Launched in 2018, the company operates its electric scooters in Austria, Denmark, Finland, France, Germany, Norway, Poland, Qatar, Sweden, Switzerland, the UK and the UAE.
Germany is way off hitting that target, but Berlin-based startup Ubitricity is part of the effort to improve charging infrastructure
Tier says its new financing will go into expanding its existing fleet, including bicycles and mopeds. The startup also plans to expand its charging network by installing stations in retail stores across Europe and the Middle East.
By 2025, over 7m EVs are expected to be on the road in Germany. That means up to 200,000 public chargers will be needed.
Germany is way off hitting that target, but Berlin-based startup Ubitricity is part of the effort to improve charging infrastructure. It’s developed a solution that allows street lights to be upgraded into EV charging stations at a low cost.
When we think about innovation, we often think of new products. But used cars are a huge market too — with around 39m of them sold every year in Europe (compared to 17m new).
Within the market Berlin-based startup Auto1, a pan-European online marketplace for used cars, is a giant. It values and buys used cars from individuals, dealers and manufacturers, before selling them for a profit.
The company is worth an estimated €3bn and has taken in €1bn from Japanese conglomerate SoftBank. Since 2012, it’s expanded into 30 countries.
Electric green buses are a common sight across Europe and they’re likely to belong to FlixMobility, the German unicorn that has been serving routes since 2013.
FlixMobility operates a bit like Uber, in that it’s a mobility service that doesn’t actually own any vehicles. While not as glam as flying taxis, the startup has tried to jazz up bus travel with free wifi and a funky app.
It’s also more eco-friendly. The startup’s chief information officer Daniel Krauss told Sifted he avoids flying whenever possible for environmental reasons, preferring to travel by bus or train.
We wanted to do something that moves people and society
“We wanted to do something that moves people and society,” says Krauss. “Now that’s literally moving people, but we didn’t know it when we started.”
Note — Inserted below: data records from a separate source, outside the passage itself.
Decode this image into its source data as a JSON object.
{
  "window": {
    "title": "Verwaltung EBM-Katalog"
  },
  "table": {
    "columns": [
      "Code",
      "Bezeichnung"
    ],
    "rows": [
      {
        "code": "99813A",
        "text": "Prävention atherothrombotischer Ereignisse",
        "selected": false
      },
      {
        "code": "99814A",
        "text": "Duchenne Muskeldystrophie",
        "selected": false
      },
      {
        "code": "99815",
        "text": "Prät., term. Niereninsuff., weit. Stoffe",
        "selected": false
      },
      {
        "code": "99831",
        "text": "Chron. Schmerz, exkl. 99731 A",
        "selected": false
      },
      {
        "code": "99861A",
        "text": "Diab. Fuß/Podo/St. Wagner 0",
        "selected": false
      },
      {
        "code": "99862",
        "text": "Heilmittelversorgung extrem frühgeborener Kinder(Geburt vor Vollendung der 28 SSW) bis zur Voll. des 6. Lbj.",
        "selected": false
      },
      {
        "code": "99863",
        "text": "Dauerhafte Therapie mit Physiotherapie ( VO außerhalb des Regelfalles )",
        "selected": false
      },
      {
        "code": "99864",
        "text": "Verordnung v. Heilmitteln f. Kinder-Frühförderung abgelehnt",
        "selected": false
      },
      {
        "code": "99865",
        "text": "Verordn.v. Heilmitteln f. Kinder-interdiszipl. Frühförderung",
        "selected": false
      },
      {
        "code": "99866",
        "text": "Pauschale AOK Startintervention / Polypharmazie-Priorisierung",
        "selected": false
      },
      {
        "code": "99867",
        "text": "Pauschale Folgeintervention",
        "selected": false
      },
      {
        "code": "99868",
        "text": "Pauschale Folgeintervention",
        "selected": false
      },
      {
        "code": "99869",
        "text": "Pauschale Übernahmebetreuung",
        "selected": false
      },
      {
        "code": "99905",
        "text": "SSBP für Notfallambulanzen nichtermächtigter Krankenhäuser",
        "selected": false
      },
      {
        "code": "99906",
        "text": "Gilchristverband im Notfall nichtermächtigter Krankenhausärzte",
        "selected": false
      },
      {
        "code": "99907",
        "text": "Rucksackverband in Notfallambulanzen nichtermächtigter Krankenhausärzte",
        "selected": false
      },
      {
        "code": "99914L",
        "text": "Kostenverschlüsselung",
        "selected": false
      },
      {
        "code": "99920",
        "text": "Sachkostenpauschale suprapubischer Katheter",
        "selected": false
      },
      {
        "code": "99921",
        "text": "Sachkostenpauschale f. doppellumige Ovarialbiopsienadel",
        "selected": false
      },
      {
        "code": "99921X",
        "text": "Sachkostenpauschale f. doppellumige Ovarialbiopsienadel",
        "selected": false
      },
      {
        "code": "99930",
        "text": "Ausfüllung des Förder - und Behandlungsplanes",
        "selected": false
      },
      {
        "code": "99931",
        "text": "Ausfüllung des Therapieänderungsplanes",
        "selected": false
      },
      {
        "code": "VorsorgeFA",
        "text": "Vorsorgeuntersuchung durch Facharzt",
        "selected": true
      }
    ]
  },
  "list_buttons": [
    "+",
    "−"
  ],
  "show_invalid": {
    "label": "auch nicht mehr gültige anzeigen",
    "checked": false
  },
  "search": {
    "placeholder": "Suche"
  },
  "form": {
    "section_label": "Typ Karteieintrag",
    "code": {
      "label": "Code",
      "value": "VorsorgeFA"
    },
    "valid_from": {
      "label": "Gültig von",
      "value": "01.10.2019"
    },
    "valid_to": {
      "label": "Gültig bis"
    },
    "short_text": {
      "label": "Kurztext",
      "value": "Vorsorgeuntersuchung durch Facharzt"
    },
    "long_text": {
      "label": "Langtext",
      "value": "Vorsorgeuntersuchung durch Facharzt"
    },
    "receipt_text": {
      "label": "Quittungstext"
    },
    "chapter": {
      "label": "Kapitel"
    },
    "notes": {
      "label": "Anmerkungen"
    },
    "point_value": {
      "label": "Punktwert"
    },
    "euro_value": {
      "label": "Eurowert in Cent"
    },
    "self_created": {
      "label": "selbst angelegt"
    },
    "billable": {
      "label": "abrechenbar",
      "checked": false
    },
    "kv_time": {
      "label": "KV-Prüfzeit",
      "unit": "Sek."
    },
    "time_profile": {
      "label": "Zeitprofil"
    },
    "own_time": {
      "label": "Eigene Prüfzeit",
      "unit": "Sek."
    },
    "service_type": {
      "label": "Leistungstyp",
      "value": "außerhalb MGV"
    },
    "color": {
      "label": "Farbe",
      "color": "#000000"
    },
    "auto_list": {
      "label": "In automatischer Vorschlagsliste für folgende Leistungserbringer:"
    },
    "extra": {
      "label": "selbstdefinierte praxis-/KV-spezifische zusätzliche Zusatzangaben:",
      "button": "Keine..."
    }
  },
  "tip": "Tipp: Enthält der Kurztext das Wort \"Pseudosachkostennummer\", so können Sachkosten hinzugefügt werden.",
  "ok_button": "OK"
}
But of course Germany isn’t the only country with a booming mobility startup sector. Other countries such as Sweden are home to companies that present exciting opportunities for collaboration.
Some Swedish startups in this space to watch include electric taxi startup Bzzt, smart EV charging startup Charge Amps, electric bike company CAKE, electric moped manufacturer Vässla and electric road system Elonroad.
With emobility and charging infrastructures important for both Germany and Sweden, working together could produce new innovations and market leaders.
To find out more about the mobility innovators moving us around the world — and into the future — join Business Sweden’s “Swedish-German Mobility Innovation Days 2021” event in Berlin to learn about how German auto expertise and Swedish green innovation can learn from each other.